** DATASET ENTRIES follows **
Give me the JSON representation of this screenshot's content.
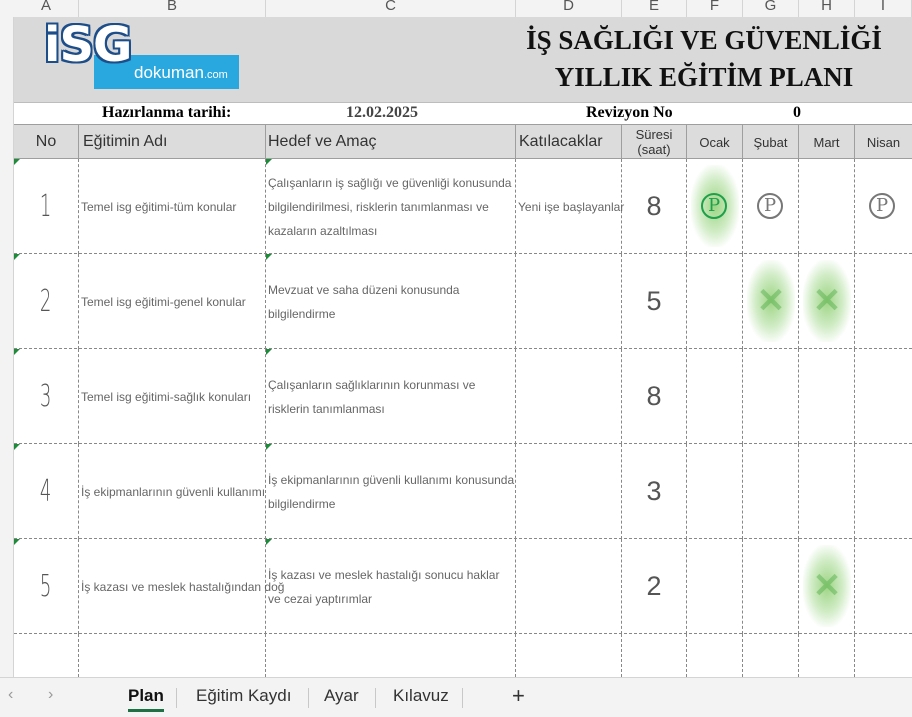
{
  "columns": [
    "A",
    "B",
    "C",
    "D",
    "E",
    "F",
    "G",
    "H",
    "I"
  ],
  "banner": {
    "logo_main": "iSG",
    "logo_sub": "dokuman",
    "logo_tld": ".com",
    "title_line1": "İŞ SAĞLIĞI VE GÜVENLİĞİ",
    "title_line2": "YILLIK EĞİTİM PLANI"
  },
  "info": {
    "date_label": "Hazırlanma tarihi:",
    "date_value": "12.02.2025",
    "rev_label": "Revizyon No",
    "rev_value": "0"
  },
  "headers": {
    "no": "No",
    "name": "Eğitimin Adı",
    "goal": "Hedef ve Amaç",
    "participants": "Katılacaklar",
    "duration": "Süresi (saat)",
    "m1": "Ocak",
    "m2": "Şubat",
    "m3": "Mart",
    "m4": "Nisan"
  },
  "rows": [
    {
      "no": "1",
      "name": "Temel isg eğitimi-tüm konular",
      "goal": "Çalışanların iş sağlığı ve güvenliği konusunda bilgilendirilmesi, risklerin tanımlanması ve kazaların azaltılması",
      "participants": "Yeni işe başlayanlar",
      "duration": "8",
      "marks": [
        "P*",
        "P",
        "",
        "P"
      ]
    },
    {
      "no": "2",
      "name": "Temel isg eğitimi-genel konular",
      "goal": "Mevzuat ve saha düzeni konusunda bilgilendirme",
      "participants": "",
      "duration": "5",
      "marks": [
        "",
        "X",
        "X",
        ""
      ]
    },
    {
      "no": "3",
      "name": "Temel isg eğitimi-sağlık konuları",
      "goal": "Çalışanların sağlıklarının korunması ve risklerin tanımlanması",
      "participants": "",
      "duration": "8",
      "marks": [
        "",
        "",
        "",
        ""
      ]
    },
    {
      "no": "4",
      "name": "İş ekipmanlarının güvenli kullanımı",
      "goal": "İş ekipmanlarının güvenli kullanımı konusunda bilgilendirme",
      "participants": "",
      "duration": "3",
      "marks": [
        "",
        "",
        "",
        ""
      ]
    },
    {
      "no": "5",
      "name": "İş kazası ve meslek hastalığından doğ",
      "goal": "İş kazası ve meslek hastalığı sonucu haklar ve cezai yaptırımlar",
      "participants": "",
      "duration": "2",
      "marks": [
        "",
        "",
        "X",
        ""
      ]
    }
  ],
  "plan_symbol": "Ⓟ",
  "done_symbol": "✕",
  "tabs": [
    "Plan",
    "Eğitim Kaydı",
    "Ayar",
    "Kılavuz"
  ],
  "add_sheet": "+",
  "nav_prev": "‹",
  "nav_next": "›"
}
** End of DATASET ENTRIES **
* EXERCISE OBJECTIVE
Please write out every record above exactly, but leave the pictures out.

* SOLUTION TO THIS TASK
Give me the JSON representation of this screenshot's content.
{
  "columns": [
    "A",
    "B",
    "C",
    "D",
    "E",
    "F",
    "G",
    "H",
    "I"
  ],
  "banner": {
    "logo_main": "iSG",
    "logo_sub": "dokuman",
    "logo_tld": ".com",
    "title_line1": "İŞ SAĞLIĞI VE GÜVENLİĞİ",
    "title_line2": "YILLIK EĞİTİM PLANI"
  },
  "info": {
    "date_label": "Hazırlanma tarihi:",
    "date_value": "12.02.2025",
    "rev_label": "Revizyon No",
    "rev_value": "0"
  },
  "headers": {
    "no": "No",
    "name": "Eğitimin Adı",
    "goal": "Hedef ve Amaç",
    "participants": "Katılacaklar",
    "duration": "Süresi (saat)",
    "m1": "Ocak",
    "m2": "Şubat",
    "m3": "Mart",
    "m4": "Nisan"
  },
  "rows": [
    {
      "no": "1",
      "name": "Temel isg eğitimi-tüm konular",
      "goal": "Çalışanların iş sağlığı ve güvenliği konusunda bilgilendirilmesi, risklerin tanımlanması ve kazaların azaltılması",
      "participants": "Yeni işe başlayanlar",
      "duration": "8",
      "marks": [
        "P*",
        "P",
        "",
        "P"
      ]
    },
    {
      "no": "2",
      "name": "Temel isg eğitimi-genel konular",
      "goal": "Mevzuat ve saha düzeni konusunda bilgilendirme",
      "participants": "",
      "duration": "5",
      "marks": [
        "",
        "X",
        "X",
        ""
      ]
    },
    {
      "no": "3",
      "name": "Temel isg eğitimi-sağlık konuları",
      "goal": "Çalışanların sağlıklarının korunması ve risklerin tanımlanması",
      "participants": "",
      "duration": "8",
      "marks": [
        "",
        "",
        "",
        ""
      ]
    },
    {
      "no": "4",
      "name": "İş ekipmanlarının güvenli kullanımı",
      "goal": "İş ekipmanlarının güvenli kullanımı konusunda bilgilendirme",
      "participants": "",
      "duration": "3",
      "marks": [
        "",
        "",
        "",
        ""
      ]
    },
    {
      "no": "5",
      "name": "İş kazası ve meslek hastalığından doğ",
      "goal": "İş kazası ve meslek hastalığı sonucu haklar ve cezai yaptırımlar",
      "participants": "",
      "duration": "2",
      "marks": [
        "",
        "",
        "X",
        ""
      ]
    }
  ],
  "plan_symbol": "Ⓟ",
  "done_symbol": "✕",
  "tabs": [
    "Plan",
    "Eğitim Kaydı",
    "Ayar",
    "Kılavuz"
  ],
  "add_sheet": "+",
  "nav_prev": "‹",
  "nav_next": "›"
}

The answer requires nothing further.